In December, St. Charles County Parks and Recreation Department opened the Hays Home for self-guided tours.
“From the beginning, when we started the effort to restore the house, we felt the self-guided tour option would be the best route,” parks director Ryan Graham says. “The site is so beautiful, and the house is so interesting and unique, we wanted the park and the house to speak for itself.”
The parks department acquired the Hays Home in 2007. It had to be “taken back in time” to undo modifications made by inhabitants in the 1920s or ’30s, lead park interpreter William Ray says.
“I wouldn’t say we’ve gutted the house,” Ray says. “But we certainly made reverse modifications to take it back to its original plan from the 1830s. It was a comprehensive project that took many years to do.”
The restoration, funded by a local use tax, was finished in 2018.
The home is nestled on 475 acres in the valley, just two miles from the historic Daniel Boone Home. The park has six miles of natural hiking and biking trails.
Visitors can tour the inside of the home by themselves or take a guided tour every half-hour. The interpreters recount the history of the Hays family and Femme Osage Valley. The house is open weekends, but hours will be extended in the spring.
Graham says opening the Hays Home helps to fulfill a mission of the parks department. It helps preserve and protect St. Charles County history.
“There is so much history at this site,” Graham says. “Opening the Hays house will allow us to tell new stories and help educate those who come to the site about the life, struggles and experiences of those who came before us.”
Inside the home are artifacts from the Boone-Hays family. Surprisingly, collecting the artifacts was the easy part, Ray says.
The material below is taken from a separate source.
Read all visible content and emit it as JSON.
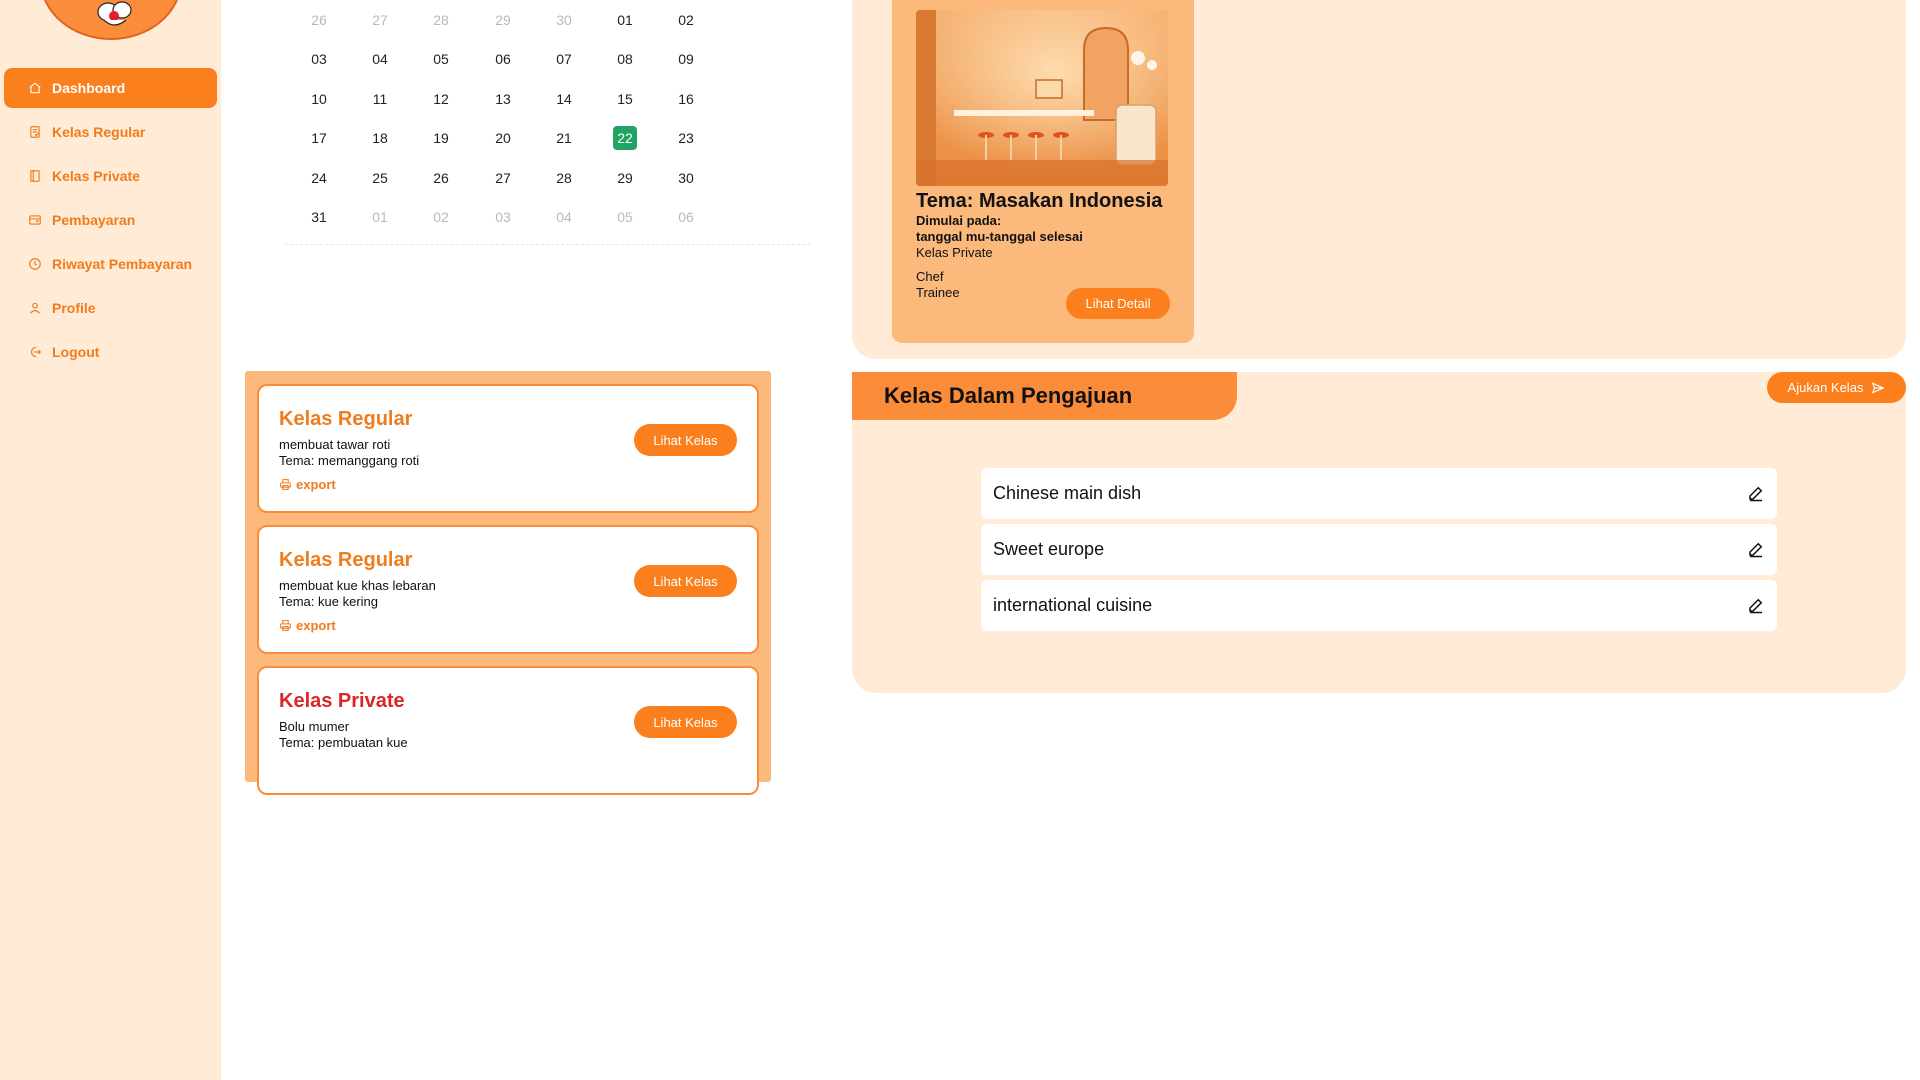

The park received items from the county, the Missouri Historical Society and donors. Some were also uncovered by archaeologists.
Ray says he is amazed by the home’s architecture. The structure couldn’t have been placed anywhere else, he says; it was designed to fit snugly into the hillside.
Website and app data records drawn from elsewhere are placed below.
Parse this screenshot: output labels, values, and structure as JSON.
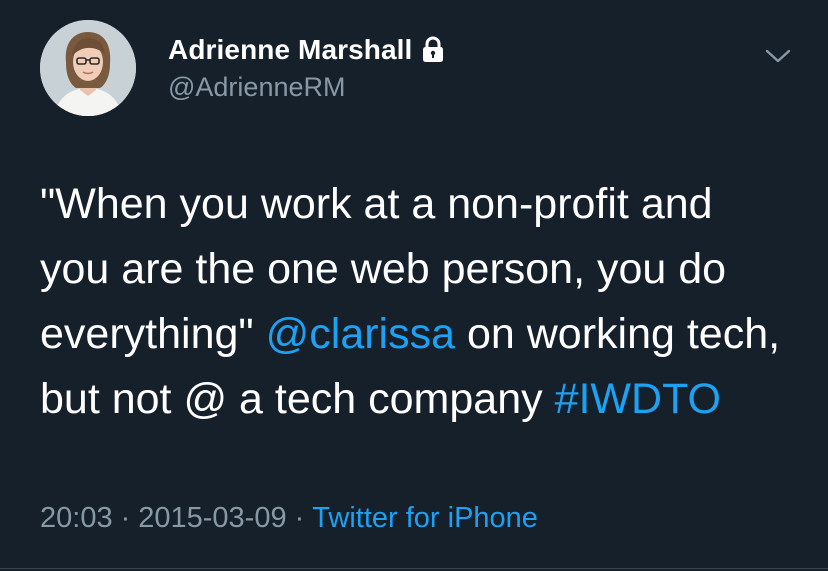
{
  "author": {
    "display_name": "Adrienne Marshall",
    "handle": "@AdrienneRM",
    "protected_icon": "lock-icon",
    "avatar_icon": "profile-photo"
  },
  "menu": {
    "icon": "chevron-down-icon"
  },
  "tweet": {
    "line1": "\"When you work at a non-profit and",
    "line2": "you are the one web person, you do",
    "line3_pre": "everything\" ",
    "line3_mention": "@clarissa",
    "line3_post": " on working tech,",
    "line4_pre": "but not @ a tech company ",
    "line4_hashtag": "#IWDTO"
  },
  "meta": {
    "time": "20:03",
    "separator": "·",
    "date": "2015-03-09",
    "source": "Twitter for iPhone"
  },
  "colors": {
    "background": "#15202b",
    "text": "#ffffff",
    "secondary": "#8899a6",
    "link": "#1da1f2"
  }
}
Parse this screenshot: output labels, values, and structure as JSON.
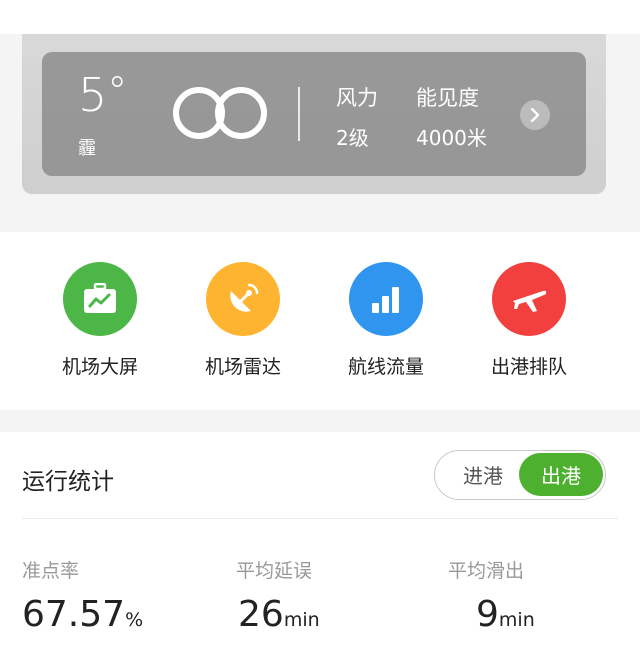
{
  "weather": {
    "temperature": "5",
    "degree": "°",
    "condition": "霾",
    "wind_label": "风力",
    "wind_value": "2级",
    "visibility_label": "能见度",
    "visibility_value": "4000米"
  },
  "quick_access": [
    {
      "label": "机场大屏",
      "icon": "airport-screen-icon",
      "color": "#4cb747"
    },
    {
      "label": "机场雷达",
      "icon": "radar-icon",
      "color": "#ffb431"
    },
    {
      "label": "航线流量",
      "icon": "bar-chart-icon",
      "color": "#2f95ef"
    },
    {
      "label": "出港排队",
      "icon": "departure-plane-icon",
      "color": "#f2403f"
    }
  ],
  "stats": {
    "title": "运行统计",
    "toggle": {
      "arrival": "进港",
      "departure": "出港",
      "selected": "出港"
    },
    "metrics": [
      {
        "label": "准点率",
        "value": "67.57",
        "unit": "%"
      },
      {
        "label": "平均延误",
        "value": "26",
        "unit": "min"
      },
      {
        "label": "平均滑出",
        "value": "9",
        "unit": "min"
      }
    ]
  },
  "colors": {
    "accent_green": "#4db02f"
  }
}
“One thing about this home is when you look at it, it’s always giving you a little more,” he says. “It always beckons you in a little closer. You find some detail or another; it’s always rewarding.”
The parks department will plan events at the home year-round, much like the maple syrup demonstration happening at the historic Daniel Boone Home on March 13.
“I would say whatever happens this year is really an echo or shadow of what’s to come,” Ray says. “The infrastructure and the land that we have down there really lends itself to both historic reenactment and larger celebrations.”
Graham hopes visitors will take away something new. Ray wants people to learn about the time period itself.
“I want people to learn the broader idea of settlement in this region,” Ray says. “This property really represents the next path — what happens with the next generation that goes forward. It was a very complex social and cultural landscape and just fascinating.”
In the future, the parks department plans an 1830s-style timber-framed shelter with historic architecture on the property, says spokeswoman Nancy Gomer. It will accommodate up to 100 guests and will be available for weddings and other events.
“Preserving history and nature is part of our mission,” Gomer says. “Any time that we can preserve a landmark site like the Hays Home and the historic Daniel Boone Home, we are so excited to share it with the public and let them enjoy it for future generations.”
Where Hays Home at Matson Hill Park, 3572 Stub Road, Defiance • When 10 a.m.-4:30 p.m. Saturday, noon-4:30 p.m. Sunday • How much Free • More info sccmo.org/713/Matson-Hill-Park; 636-798-2005
“There is so much history at this site. Opening the Hays House will allow us to tell new stories and help educate those who come to the site about the life, struggles and experiences of those who came before us.”